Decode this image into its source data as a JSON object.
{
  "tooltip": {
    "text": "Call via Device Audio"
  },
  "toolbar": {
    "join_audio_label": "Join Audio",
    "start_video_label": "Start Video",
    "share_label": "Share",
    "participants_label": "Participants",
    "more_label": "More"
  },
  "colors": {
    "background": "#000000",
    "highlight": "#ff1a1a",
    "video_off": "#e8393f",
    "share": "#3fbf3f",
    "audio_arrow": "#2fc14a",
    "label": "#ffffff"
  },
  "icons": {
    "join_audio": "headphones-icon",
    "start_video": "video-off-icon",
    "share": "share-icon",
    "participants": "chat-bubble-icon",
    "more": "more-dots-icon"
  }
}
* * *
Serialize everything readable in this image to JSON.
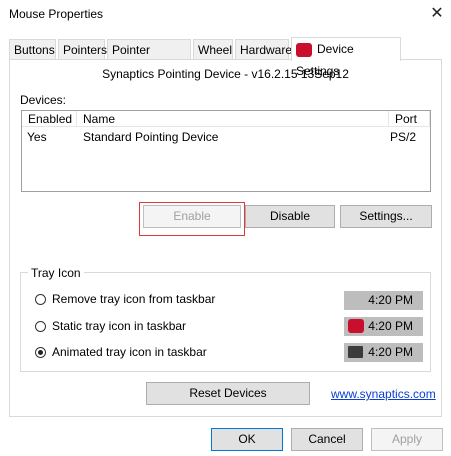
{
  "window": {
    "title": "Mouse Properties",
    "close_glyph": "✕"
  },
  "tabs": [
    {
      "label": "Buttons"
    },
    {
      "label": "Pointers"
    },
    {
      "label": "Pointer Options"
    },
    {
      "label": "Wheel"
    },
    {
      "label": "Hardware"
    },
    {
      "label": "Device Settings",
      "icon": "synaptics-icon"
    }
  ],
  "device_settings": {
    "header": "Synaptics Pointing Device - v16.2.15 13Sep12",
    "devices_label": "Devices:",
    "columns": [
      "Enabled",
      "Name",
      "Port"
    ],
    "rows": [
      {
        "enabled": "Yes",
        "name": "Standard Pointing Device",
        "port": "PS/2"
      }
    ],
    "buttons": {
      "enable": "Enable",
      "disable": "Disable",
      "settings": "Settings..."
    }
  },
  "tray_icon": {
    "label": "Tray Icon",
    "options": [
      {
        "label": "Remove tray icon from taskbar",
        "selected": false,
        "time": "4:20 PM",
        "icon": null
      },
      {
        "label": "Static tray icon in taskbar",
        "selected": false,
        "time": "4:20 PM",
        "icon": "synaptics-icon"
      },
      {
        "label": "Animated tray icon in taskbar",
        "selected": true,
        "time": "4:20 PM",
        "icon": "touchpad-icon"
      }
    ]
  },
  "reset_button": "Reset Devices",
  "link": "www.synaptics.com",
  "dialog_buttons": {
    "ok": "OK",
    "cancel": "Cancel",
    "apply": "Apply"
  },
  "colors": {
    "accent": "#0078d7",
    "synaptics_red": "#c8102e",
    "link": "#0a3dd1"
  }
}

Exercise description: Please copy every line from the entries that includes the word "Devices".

Result:
    "devices_label": "Devices:",
  "reset_button": "Reset Devices",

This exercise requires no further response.